Met police chief defends 'professional' officer who threatened to arrest 'openly Jewish' campaigner

The Metropolitan Police commissioner has praised the “professional” conduct of the officer who threatened an antisemitism campaigner with arrest at a pro-Palestinian demonstration.

Sir Mark Rowley told the Guardian that the sergeant involved in the incident with Gideon Falter, chief executive of the Campaign Against Antisemitism, would not be disciplined amid growing pressure on the Met over its handling of Palestine marches.

A 13-minute video published by Sky News shows a series of exchanges between Mr Falter and police officers, including one in which an officer described Mr Falter, who was wearing a kippah, as “openly Jewish”.

It also shows the officer offering to escort Mr Falter away from the protest using a different route than going through the pro-Palestine march.

Speaking before a crisis meeting with Home Secretary James Cleverly, Sir Mark told the newspaper: “The sergeant at the scene clearly assessed that there was a risk of confrontation and was trying to help Mr Falter find a different route.

“I completely understand why the sergeant made this assessment. A couple of turns of phrase were clumsy and offensive… and we’ve apologised for that.

“The wider actions and intent of the officer were professional and in the best tradition of British police trying to prevent disorder.”

Sir Mark said the officer feared that there was a risk of violence erupting if Mr Falter were to come into contact with protesters.

He added: “The public would be horrified if we said, well, it’s obvious if those two groups come together, there’s going to be a massive fight. We’ll stand back and wait till it happens and we’ll pick up the pieces afterwards.”
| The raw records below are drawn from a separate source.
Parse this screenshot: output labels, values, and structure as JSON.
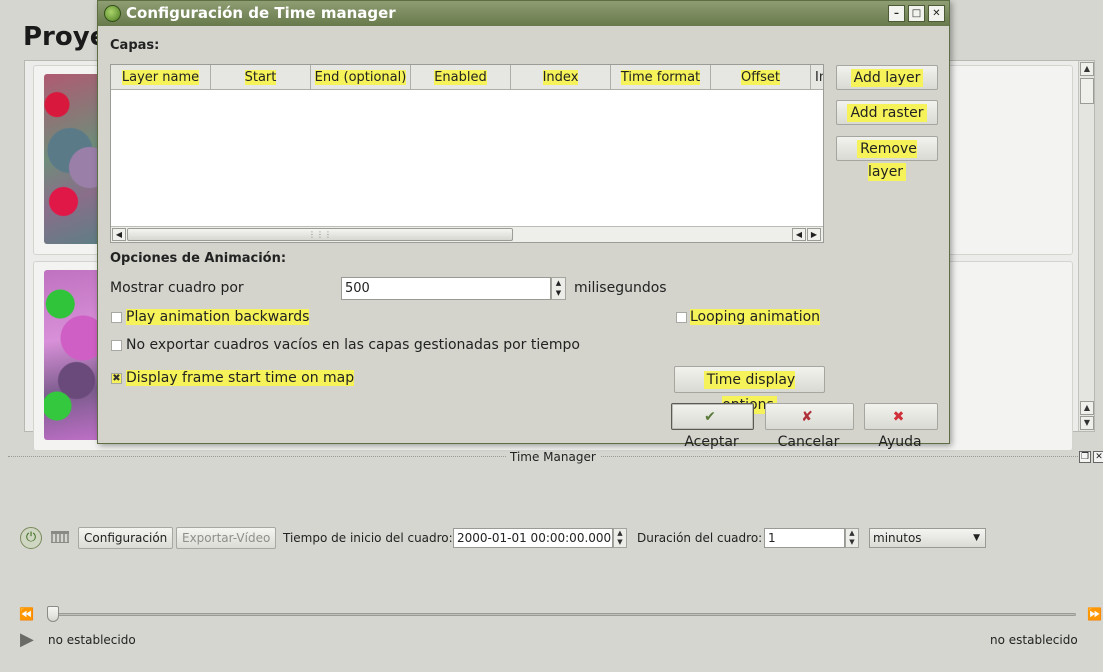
{
  "background": {
    "title": "Proye",
    "dock": {
      "title": "Time Manager",
      "config_button": "Configuración",
      "export_button": "Exportar-Vídeo",
      "start_time_label": "Tiempo de inicio del cuadro:",
      "start_time_value": "2000-01-01 00:00:00.000",
      "duration_label": "Duración del cuadro:",
      "duration_value": "1",
      "unit_value": "minutos",
      "left_status": "no establecido",
      "right_status": "no establecido"
    }
  },
  "dialog": {
    "title": "Configuración de Time manager",
    "layers_label": "Capas:",
    "columns": [
      "Layer name",
      "Start",
      "End (optional)",
      "Enabled",
      "Index",
      "Time format",
      "Offset",
      "In"
    ],
    "layer_buttons": {
      "add_layer": "Add layer",
      "add_raster": "Add raster",
      "remove_layer": "Remove layer"
    },
    "animation": {
      "section_label": "Opciones de Animación:",
      "show_frame_label": "Mostrar cuadro por",
      "interval_value": "500",
      "unit_label": "milisegundos",
      "play_backwards_label": "Play animation backwards",
      "play_backwards_checked": false,
      "looping_label": "Looping animation",
      "looping_checked": false,
      "no_export_label": "No exportar cuadros vacíos en las capas gestionadas por tiempo",
      "no_export_checked": false,
      "display_start_label": "Display frame start time on map",
      "display_start_checked": true,
      "time_display_button": "Time display options"
    },
    "footer": {
      "ok": "Aceptar",
      "cancel": "Cancelar",
      "help": "Ayuda"
    }
  },
  "colors": {
    "highlight": "#f5f25a",
    "titlebar": "#7a8a5c"
  }
}
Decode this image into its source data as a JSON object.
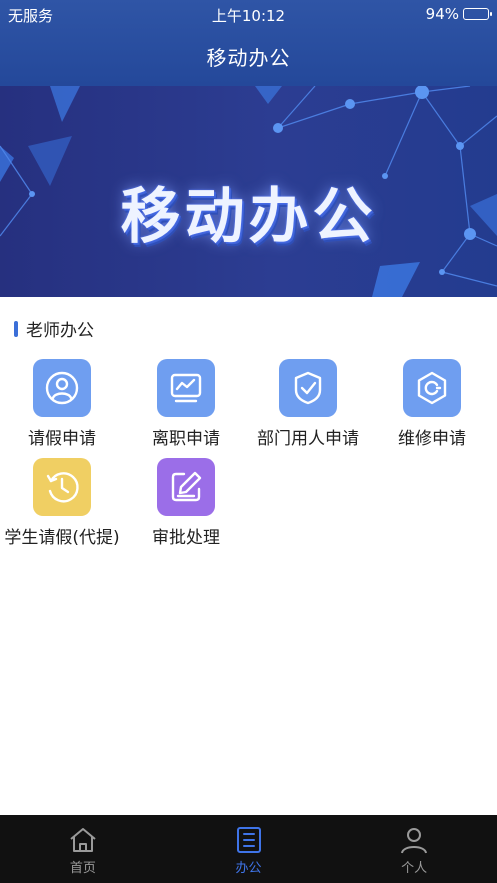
{
  "status_bar": {
    "carrier": "无服务",
    "time": "上午10:12",
    "battery": "94%",
    "battery_level": 0.94
  },
  "nav": {
    "title": "移动办公"
  },
  "banner": {
    "text": "移动办公"
  },
  "section": {
    "title": "老师办公"
  },
  "items": [
    {
      "label": "请假申请",
      "icon": "user-circle-icon",
      "color": "#6f9ef0"
    },
    {
      "label": "离职申请",
      "icon": "monitor-chart-icon",
      "color": "#6f9ef0"
    },
    {
      "label": "部门用人申请",
      "icon": "shield-check-icon",
      "color": "#6f9ef0"
    },
    {
      "label": "维修申请",
      "icon": "hexagon-wrench-icon",
      "color": "#6f9ef0"
    },
    {
      "label": "学生请假(代提)",
      "icon": "history-clock-icon",
      "color": "#f0cf63"
    },
    {
      "label": "审批处理",
      "icon": "edit-note-icon",
      "color": "#9b6ee8"
    }
  ],
  "tabbar": {
    "tabs": [
      {
        "label": "首页",
        "icon": "home-icon",
        "active": false
      },
      {
        "label": "办公",
        "icon": "document-list-icon",
        "active": true
      },
      {
        "label": "个人",
        "icon": "person-icon",
        "active": false
      }
    ],
    "active_color": "#3f74e8",
    "inactive_color": "#9a9a9a"
  }
}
The Met has apologised twice over the incident on April 13, issuing one initial statement and then apologising for its first apology which had suggested opponents of pro-Palestinian marches “must know that their presence is provocative”.

Sir Mark confirmed that the officer involved in the exchanges would not be sanctioned and would be allowed to police protests again.

A spokesperson for Sadiq Khan said that Sir Mark had his “full confidence” and that the Mayor held a “good, frank and constructive discussion” with the Commissioner on Monday afternoon.

“He has Sadiq’s full confidence in policing London. London is policed by consent and they both agreed getting community relations right is fundamental to that,” they added.

Prime Minister Rishi Sunak said the Commissioner continued to have his confidence but stressed that he shared “the shock and the anger” felt by many over the clips of the standoff between Mr Falter and the Met sergeant.

“What I would say about Mark Rowley and the police is they do have a difficult job, of course, I appreciate that. But what happened was clearly wrong. And it’s right that they’ve apologised for that,” the PM told a news conference on Monday morning.

“And yes, I do have confidence in him, but that’s on the basis that he works to rebuild the confidence and trust of not just the Jewish community, but the wider public, particularly people in London... by making it clear that the police are not tolerating behaviour that we would all collectively deem unacceptable when we see it, because it undermines our values,” he added.

Sir Mark appeared not to agree with Mr Sunak’s comments, saying: “The Prime Minister can choose his own words.”